__TASK INSTRUCTIONS__: Nothing besides a number belongs in the answer, which is how many lines of the listing contain the string "icon".

[DATA FOR REVIEW Boundary: Start]

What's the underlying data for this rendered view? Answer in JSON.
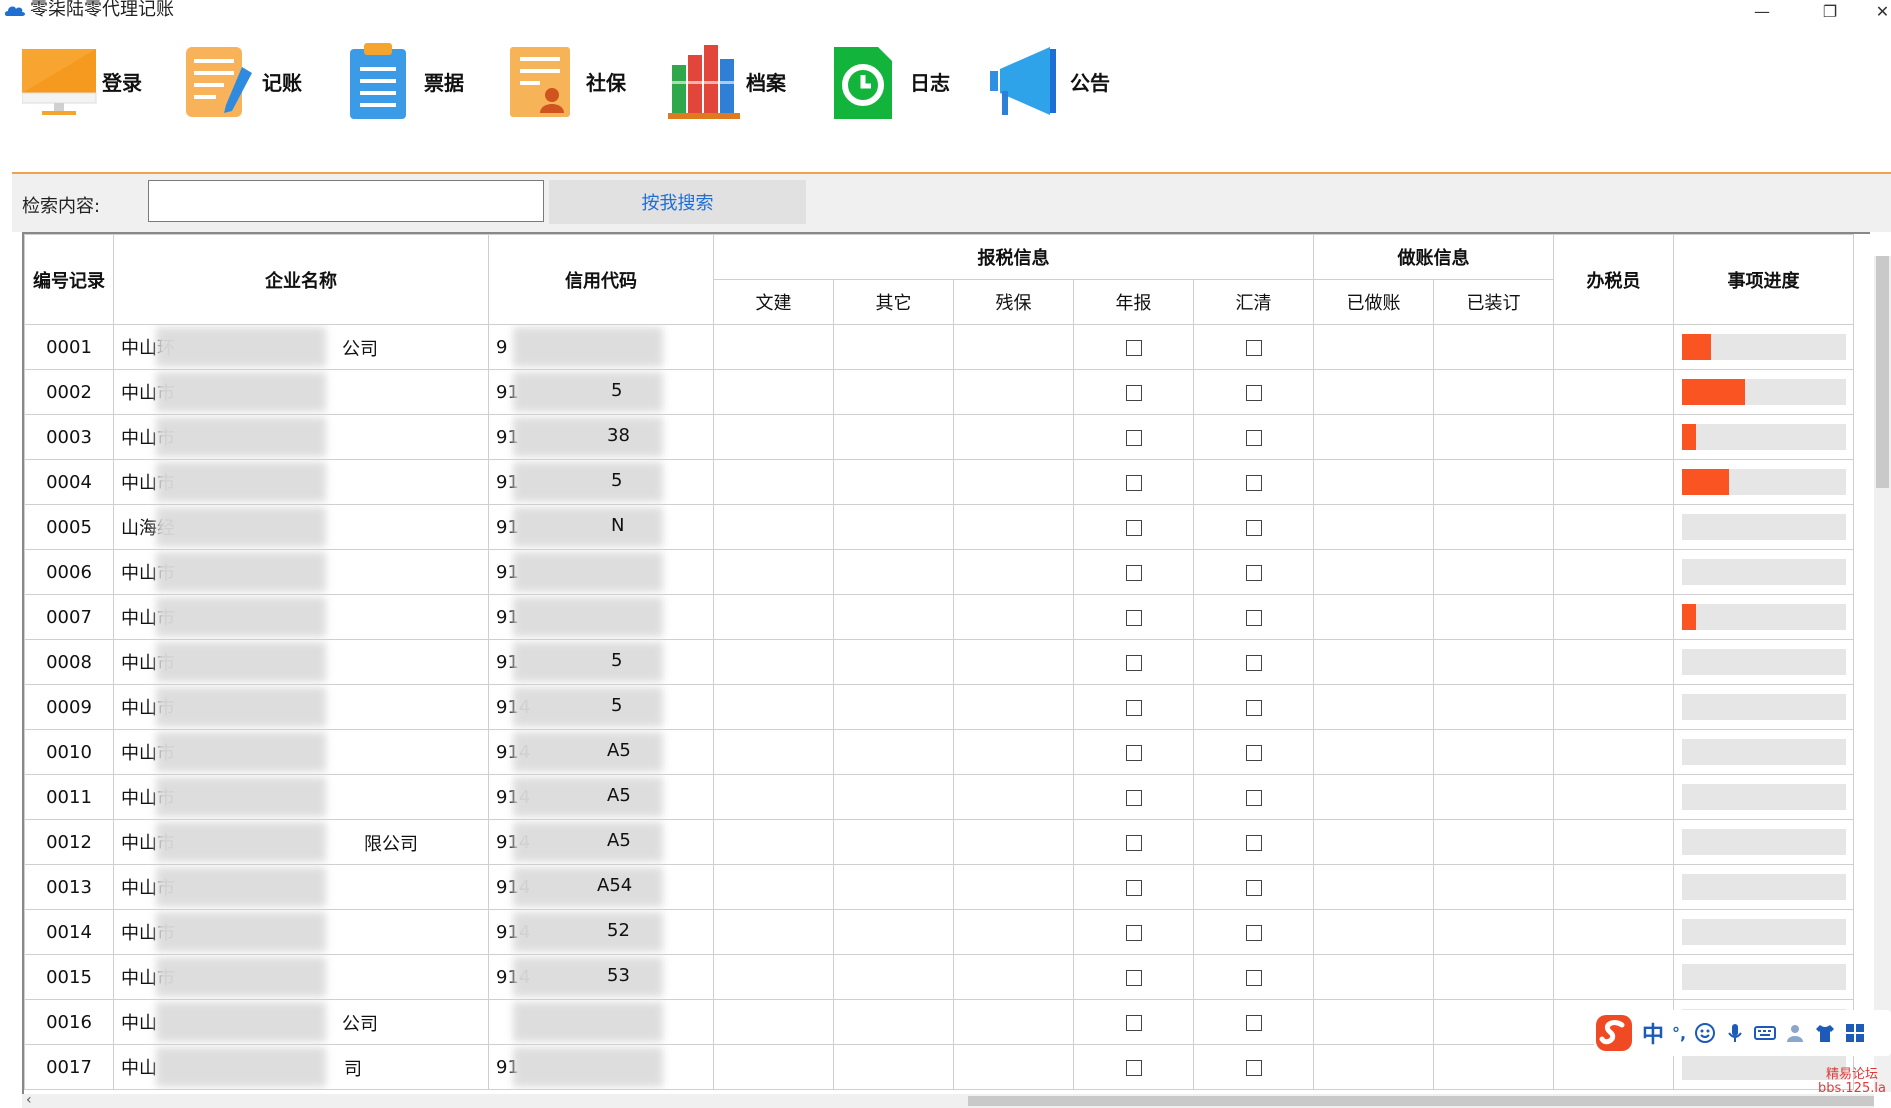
{
  "window": {
    "title": "零柒陆零代理记账",
    "minimize": "—",
    "restore": "❐",
    "close": "✕"
  },
  "toolbar": {
    "items": [
      {
        "label": "登录",
        "icon": "monitor-icon"
      },
      {
        "label": "记账",
        "icon": "notepad-pen-icon"
      },
      {
        "label": "票据",
        "icon": "clipboard-icon"
      },
      {
        "label": "社保",
        "icon": "person-document-icon"
      },
      {
        "label": "档案",
        "icon": "books-icon"
      },
      {
        "label": "日志",
        "icon": "clock-document-icon"
      },
      {
        "label": "公告",
        "icon": "megaphone-icon"
      }
    ]
  },
  "search": {
    "label": "检索内容:",
    "value": "",
    "placeholder": "",
    "button": "按我搜索"
  },
  "table": {
    "headers": {
      "id": "编号记录",
      "company": "企业名称",
      "code": "信用代码",
      "tax_group": "报税信息",
      "tax_cols": [
        "文建",
        "其它",
        "残保",
        "年报",
        "汇清"
      ],
      "acct_group": "做账信息",
      "acct_cols": [
        "已做账",
        "已装订"
      ],
      "agent": "办税员",
      "progress": "事项进度"
    },
    "rows": [
      {
        "id": "0001",
        "name_start": "中山环",
        "name_end": "公司",
        "code_start": "9",
        "code_end": "",
        "progress": 0.18
      },
      {
        "id": "0002",
        "name_start": "中山市",
        "name_end": "",
        "code_start": "91",
        "code_end": "5",
        "progress": 0.39
      },
      {
        "id": "0003",
        "name_start": "中山市",
        "name_end": "",
        "code_start": "91",
        "code_end": "38",
        "progress": 0.09
      },
      {
        "id": "0004",
        "name_start": "中山市",
        "name_end": "",
        "code_start": "91",
        "code_end": "5",
        "progress": 0.29
      },
      {
        "id": "0005",
        "name_start": "山海经",
        "name_end": "",
        "code_start": "91",
        "code_end": "N",
        "progress": 0
      },
      {
        "id": "0006",
        "name_start": "中山市",
        "name_end": "",
        "code_start": "91",
        "code_end": "",
        "progress": 0
      },
      {
        "id": "0007",
        "name_start": "中山市",
        "name_end": "",
        "code_start": "91",
        "code_end": "",
        "progress": 0.09
      },
      {
        "id": "0008",
        "name_start": "中山市",
        "name_end": "",
        "code_start": "91",
        "code_end": "5",
        "progress": 0
      },
      {
        "id": "0009",
        "name_start": "中山市",
        "name_end": "",
        "code_start": "914",
        "code_end": "5",
        "progress": 0
      },
      {
        "id": "0010",
        "name_start": "中山市",
        "name_end": "",
        "code_start": "914",
        "code_end": "A5",
        "progress": 0
      },
      {
        "id": "0011",
        "name_start": "中山市",
        "name_end": "",
        "code_start": "914",
        "code_end": "A5",
        "progress": 0
      },
      {
        "id": "0012",
        "name_start": "中山市",
        "name_end": "限公司",
        "code_start": "914",
        "code_end": "A5",
        "progress": 0
      },
      {
        "id": "0013",
        "name_start": "中山市",
        "name_end": "",
        "code_start": "914",
        "code_end": "A54",
        "progress": 0
      },
      {
        "id": "0014",
        "name_start": "中山市",
        "name_end": "",
        "code_start": "914",
        "code_end": "52",
        "progress": 0
      },
      {
        "id": "0015",
        "name_start": "中山市",
        "name_end": "",
        "code_start": "914",
        "code_end": "53",
        "progress": 0
      },
      {
        "id": "0016",
        "name_start": "中山",
        "name_end": "公司",
        "code_start": "",
        "code_end": "",
        "progress": 0
      },
      {
        "id": "0017",
        "name_start": "中山",
        "name_end": "司",
        "code_start": "91",
        "code_end": "",
        "progress": 0
      }
    ]
  },
  "ime": {
    "mode": "中",
    "punct": "°,"
  },
  "watermark": {
    "line1": "精易论坛",
    "line2": "bbs.125.la"
  },
  "colors": {
    "accent_orange": "#f3a24a",
    "progress": "#fa5423",
    "search_button_text": "#1d6fd6"
  }
}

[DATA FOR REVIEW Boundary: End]

__RESPONSE TO THIS TASK__: 7